» WHAT IS NEEDED:
Reproduce the data exactly, leaving nothing out.

[Page and application data records]
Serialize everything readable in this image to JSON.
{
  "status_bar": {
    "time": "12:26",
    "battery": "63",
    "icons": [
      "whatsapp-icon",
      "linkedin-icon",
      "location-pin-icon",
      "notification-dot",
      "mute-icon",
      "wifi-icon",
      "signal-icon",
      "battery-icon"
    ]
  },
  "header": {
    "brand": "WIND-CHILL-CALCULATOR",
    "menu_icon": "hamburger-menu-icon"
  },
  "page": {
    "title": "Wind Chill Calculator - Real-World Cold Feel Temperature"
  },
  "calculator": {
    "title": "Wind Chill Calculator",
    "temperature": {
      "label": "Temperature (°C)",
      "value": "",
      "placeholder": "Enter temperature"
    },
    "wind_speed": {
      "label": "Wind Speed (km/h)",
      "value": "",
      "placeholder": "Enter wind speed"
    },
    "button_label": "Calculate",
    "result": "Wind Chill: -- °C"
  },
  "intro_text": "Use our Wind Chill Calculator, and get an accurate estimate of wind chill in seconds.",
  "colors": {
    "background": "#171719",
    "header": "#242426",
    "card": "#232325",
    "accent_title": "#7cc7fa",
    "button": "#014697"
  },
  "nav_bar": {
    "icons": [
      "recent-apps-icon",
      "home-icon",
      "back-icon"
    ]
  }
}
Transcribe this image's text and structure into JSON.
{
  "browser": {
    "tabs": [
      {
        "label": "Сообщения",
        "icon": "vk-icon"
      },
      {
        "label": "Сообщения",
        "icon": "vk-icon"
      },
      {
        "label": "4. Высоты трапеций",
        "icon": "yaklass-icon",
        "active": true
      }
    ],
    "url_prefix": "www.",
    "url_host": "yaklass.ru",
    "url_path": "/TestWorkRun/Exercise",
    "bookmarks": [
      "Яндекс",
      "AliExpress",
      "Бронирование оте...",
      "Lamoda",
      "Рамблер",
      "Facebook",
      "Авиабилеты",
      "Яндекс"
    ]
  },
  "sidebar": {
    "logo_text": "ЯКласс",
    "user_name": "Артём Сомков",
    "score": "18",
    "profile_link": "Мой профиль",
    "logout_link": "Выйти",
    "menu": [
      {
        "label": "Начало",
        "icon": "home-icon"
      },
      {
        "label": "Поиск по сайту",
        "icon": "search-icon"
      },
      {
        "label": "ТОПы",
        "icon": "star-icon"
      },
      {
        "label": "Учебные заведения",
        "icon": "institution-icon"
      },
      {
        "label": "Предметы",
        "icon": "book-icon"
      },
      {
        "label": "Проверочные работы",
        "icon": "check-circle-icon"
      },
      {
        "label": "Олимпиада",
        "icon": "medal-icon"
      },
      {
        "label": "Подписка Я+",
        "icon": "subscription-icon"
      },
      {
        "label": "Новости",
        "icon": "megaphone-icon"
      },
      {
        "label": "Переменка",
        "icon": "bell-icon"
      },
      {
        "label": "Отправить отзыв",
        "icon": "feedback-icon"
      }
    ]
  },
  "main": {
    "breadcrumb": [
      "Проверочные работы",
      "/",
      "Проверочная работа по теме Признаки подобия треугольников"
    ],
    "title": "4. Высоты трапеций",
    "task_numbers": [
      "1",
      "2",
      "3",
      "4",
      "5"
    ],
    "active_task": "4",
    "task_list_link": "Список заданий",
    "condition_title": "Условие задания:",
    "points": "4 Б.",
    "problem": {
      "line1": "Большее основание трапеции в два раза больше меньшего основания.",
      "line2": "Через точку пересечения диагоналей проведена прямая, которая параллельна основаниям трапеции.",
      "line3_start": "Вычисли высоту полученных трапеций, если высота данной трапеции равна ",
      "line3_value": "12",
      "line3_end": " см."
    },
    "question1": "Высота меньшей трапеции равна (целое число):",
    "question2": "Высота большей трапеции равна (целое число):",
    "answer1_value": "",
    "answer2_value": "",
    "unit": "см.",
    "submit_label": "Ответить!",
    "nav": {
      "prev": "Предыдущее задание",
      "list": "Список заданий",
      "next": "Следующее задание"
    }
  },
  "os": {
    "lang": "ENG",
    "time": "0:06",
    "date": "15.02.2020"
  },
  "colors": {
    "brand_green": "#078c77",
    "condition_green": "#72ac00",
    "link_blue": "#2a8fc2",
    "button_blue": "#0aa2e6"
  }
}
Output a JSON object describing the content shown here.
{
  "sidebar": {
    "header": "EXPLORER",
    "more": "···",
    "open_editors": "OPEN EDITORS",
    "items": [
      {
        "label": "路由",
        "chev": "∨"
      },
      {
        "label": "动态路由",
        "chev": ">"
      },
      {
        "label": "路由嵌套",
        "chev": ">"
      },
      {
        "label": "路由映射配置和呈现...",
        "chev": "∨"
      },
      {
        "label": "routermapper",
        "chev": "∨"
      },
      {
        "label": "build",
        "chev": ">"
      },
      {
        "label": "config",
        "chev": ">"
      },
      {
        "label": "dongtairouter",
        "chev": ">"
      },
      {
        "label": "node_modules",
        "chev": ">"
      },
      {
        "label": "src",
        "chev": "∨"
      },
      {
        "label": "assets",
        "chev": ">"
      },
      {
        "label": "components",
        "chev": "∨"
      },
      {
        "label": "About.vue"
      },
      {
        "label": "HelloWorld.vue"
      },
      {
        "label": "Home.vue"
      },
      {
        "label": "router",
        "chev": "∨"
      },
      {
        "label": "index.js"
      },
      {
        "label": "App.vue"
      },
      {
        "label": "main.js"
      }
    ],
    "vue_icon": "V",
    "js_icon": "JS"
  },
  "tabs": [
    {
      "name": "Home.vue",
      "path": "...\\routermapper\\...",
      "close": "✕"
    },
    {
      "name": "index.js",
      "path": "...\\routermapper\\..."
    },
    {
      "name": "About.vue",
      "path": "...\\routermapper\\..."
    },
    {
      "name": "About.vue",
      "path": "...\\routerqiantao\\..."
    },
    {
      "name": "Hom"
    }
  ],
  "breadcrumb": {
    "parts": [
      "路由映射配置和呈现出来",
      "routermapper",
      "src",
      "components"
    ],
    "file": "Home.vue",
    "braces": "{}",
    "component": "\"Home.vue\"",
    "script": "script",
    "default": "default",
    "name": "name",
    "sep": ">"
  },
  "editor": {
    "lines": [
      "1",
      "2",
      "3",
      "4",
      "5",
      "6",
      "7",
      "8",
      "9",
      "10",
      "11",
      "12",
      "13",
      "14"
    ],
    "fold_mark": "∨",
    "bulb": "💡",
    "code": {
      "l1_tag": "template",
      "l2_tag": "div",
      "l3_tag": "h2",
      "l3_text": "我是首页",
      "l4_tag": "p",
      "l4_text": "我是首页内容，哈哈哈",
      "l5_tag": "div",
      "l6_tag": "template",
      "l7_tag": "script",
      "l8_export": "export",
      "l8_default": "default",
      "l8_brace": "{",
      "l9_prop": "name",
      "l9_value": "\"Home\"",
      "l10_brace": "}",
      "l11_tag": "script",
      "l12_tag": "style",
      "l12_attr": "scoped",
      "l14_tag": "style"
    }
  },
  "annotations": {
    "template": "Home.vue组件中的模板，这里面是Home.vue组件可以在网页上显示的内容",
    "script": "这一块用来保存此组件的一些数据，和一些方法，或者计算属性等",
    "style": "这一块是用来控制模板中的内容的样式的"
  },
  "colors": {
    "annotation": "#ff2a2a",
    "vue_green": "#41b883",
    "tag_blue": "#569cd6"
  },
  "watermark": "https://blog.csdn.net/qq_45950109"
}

» ANSWER BOX:
Serialize everything readable in this image to JSON.
{
  "status_bar": {
    "time": "12:26",
    "battery": "63",
    "icons": [
      "whatsapp-icon",
      "linkedin-icon",
      "location-pin-icon",
      "notification-dot",
      "mute-icon",
      "wifi-icon",
      "signal-icon",
      "battery-icon"
    ]
  },
  "header": {
    "brand": "WIND-CHILL-CALCULATOR",
    "menu_icon": "hamburger-menu-icon"
  },
  "page": {
    "title": "Wind Chill Calculator - Real-World Cold Feel Temperature"
  },
  "calculator": {
    "title": "Wind Chill Calculator",
    "temperature": {
      "label": "Temperature (°C)",
      "value": "",
      "placeholder": "Enter temperature"
    },
    "wind_speed": {
      "label": "Wind Speed (km/h)",
      "value": "",
      "placeholder": "Enter wind speed"
    },
    "button_label": "Calculate",
    "result": "Wind Chill: -- °C"
  },
  "intro_text": "Use our Wind Chill Calculator, and get an accurate estimate of wind chill in seconds.",
  "colors": {
    "background": "#171719",
    "header": "#242426",
    "card": "#232325",
    "accent_title": "#7cc7fa",
    "button": "#014697"
  },
  "nav_bar": {
    "icons": [
      "recent-apps-icon",
      "home-icon",
      "back-icon"
    ]
  }
}
Transcribe this image's text and structure into JSON.
{
  "browser": {
    "tabs": [
      {
        "label": "Сообщения",
        "icon": "vk-icon"
      },
      {
        "label": "Сообщения",
        "icon": "vk-icon"
      },
      {
        "label": "4. Высоты трапеций",
        "icon": "yaklass-icon",
        "active": true
      }
    ],
    "url_prefix": "www.",
    "url_host": "yaklass.ru",
    "url_path": "/TestWorkRun/Exercise",
    "bookmarks": [
      "Яндекс",
      "AliExpress",
      "Бронирование оте...",
      "Lamoda",
      "Рамблер",
      "Facebook",
      "Авиабилеты",
      "Яндекс"
    ]
  },
  "sidebar": {
    "logo_text": "ЯКласс",
    "user_name": "Артём Сомков",
    "score": "18",
    "profile_link": "Мой профиль",
    "logout_link": "Выйти",
    "menu": [
      {
        "label": "Начало",
        "icon": "home-icon"
      },
      {
        "label": "Поиск по сайту",
        "icon": "search-icon"
      },
      {
        "label": "ТОПы",
        "icon": "star-icon"
      },
      {
        "label": "Учебные заведения",
        "icon": "institution-icon"
      },
      {
        "label": "Предметы",
        "icon": "book-icon"
      },
      {
        "label": "Проверочные работы",
        "icon": "check-circle-icon"
      },
      {
        "label": "Олимпиада",
        "icon": "medal-icon"
      },
      {
        "label": "Подписка Я+",
        "icon": "subscription-icon"
      },
      {
        "label": "Новости",
        "icon": "megaphone-icon"
      },
      {
        "label": "Переменка",
        "icon": "bell-icon"
      },
      {
        "label": "Отправить отзыв",
        "icon": "feedback-icon"
      }
    ]
  },
  "main": {
    "breadcrumb": [
      "Проверочные работы",
      "/",
      "Проверочная работа по теме Признаки подобия треугольников"
    ],
    "title": "4. Высоты трапеций",
    "task_numbers": [
      "1",
      "2",
      "3",
      "4",
      "5"
    ],
    "active_task": "4",
    "task_list_link": "Список заданий",
    "condition_title": "Условие задания:",
    "points": "4 Б.",
    "problem": {
      "line1": "Большее основание трапеции в два раза больше меньшего основания.",
      "line2": "Через точку пересечения диагоналей проведена прямая, которая параллельна основаниям трапеции.",
      "line3_start": "Вычисли высоту полученных трапеций, если высота данной трапеции равна ",
      "line3_value": "12",
      "line3_end": " см."
    },
    "question1": "Высота меньшей трапеции равна (целое число):",
    "question2": "Высота большей трапеции равна (целое число):",
    "answer1_value": "",
    "answer2_value": "",
    "unit": "см.",
    "submit_label": "Ответить!",
    "nav": {
      "prev": "Предыдущее задание",
      "list": "Список заданий",
      "next": "Следующее задание"
    }
  },
  "os": {
    "lang": "ENG",
    "time": "0:06",
    "date": "15.02.2020"
  },
  "colors": {
    "brand_green": "#078c77",
    "condition_green": "#72ac00",
    "link_blue": "#2a8fc2",
    "button_blue": "#0aa2e6"
  }
}
Output a JSON object describing the content shown here.
{
  "sidebar": {
    "header": "EXPLORER",
    "more": "···",
    "open_editors": "OPEN EDITORS",
    "items": [
      {
        "label": "路由",
        "chev": "∨"
      },
      {
        "label": "动态路由",
        "chev": ">"
      },
      {
        "label": "路由嵌套",
        "chev": ">"
      },
      {
        "label": "路由映射配置和呈现...",
        "chev": "∨"
      },
      {
        "label": "routermapper",
        "chev": "∨"
      },
      {
        "label": "build",
        "chev": ">"
      },
      {
        "label": "config",
        "chev": ">"
      },
      {
        "label": "dongtairouter",
        "chev": ">"
      },
      {
        "label": "node_modules",
        "chev": ">"
      },
      {
        "label": "src",
        "chev": "∨"
      },
      {
        "label": "assets",
        "chev": ">"
      },
      {
        "label": "components",
        "chev": "∨"
      },
      {
        "label": "About.vue"
      },
      {
        "label": "HelloWorld.vue"
      },
      {
        "label": "Home.vue"
      },
      {
        "label": "router",
        "chev": "∨"
      },
      {
        "label": "index.js"
      },
      {
        "label": "App.vue"
      },
      {
        "label": "main.js"
      }
    ],
    "vue_icon": "V",
    "js_icon": "JS"
  },
  "tabs": [
    {
      "name": "Home.vue",
      "path": "...\\routermapper\\...",
      "close": "✕"
    },
    {
      "name": "index.js",
      "path": "...\\routermapper\\..."
    },
    {
      "name": "About.vue",
      "path": "...\\routermapper\\..."
    },
    {
      "name": "About.vue",
      "path": "...\\routerqiantao\\..."
    },
    {
      "name": "Hom"
    }
  ],
  "breadcrumb": {
    "parts": [
      "路由映射配置和呈现出来",
      "routermapper",
      "src",
      "components"
    ],
    "file": "Home.vue",
    "braces": "{}",
    "component": "\"Home.vue\"",
    "script": "script",
    "default": "default",
    "name": "name",
    "sep": ">"
  },
  "editor": {
    "lines": [
      "1",
      "2",
      "3",
      "4",
      "5",
      "6",
      "7",
      "8",
      "9",
      "10",
      "11",
      "12",
      "13",
      "14"
    ],
    "fold_mark": "∨",
    "bulb": "💡",
    "code": {
      "l1_tag": "template",
      "l2_tag": "div",
      "l3_tag": "h2",
      "l3_text": "我是首页",
      "l4_tag": "p",
      "l4_text": "我是首页内容，哈哈哈",
      "l5_tag": "div",
      "l6_tag": "template",
      "l7_tag": "script",
      "l8_export": "export",
      "l8_default": "default",
      "l8_brace": "{",
      "l9_prop": "name",
      "l9_value": "\"Home\"",
      "l10_brace": "}",
      "l11_tag": "script",
      "l12_tag": "style",
      "l12_attr": "scoped",
      "l14_tag": "style"
    }
  },
  "annotations": {
    "template": "Home.vue组件中的模板，这里面是Home.vue组件可以在网页上显示的内容",
    "script": "这一块用来保存此组件的一些数据，和一些方法，或者计算属性等",
    "style": "这一块是用来控制模板中的内容的样式的"
  },
  "colors": {
    "annotation": "#ff2a2a",
    "vue_green": "#41b883",
    "tag_blue": "#569cd6"
  },
  "watermark": "https://blog.csdn.net/qq_45950109"
}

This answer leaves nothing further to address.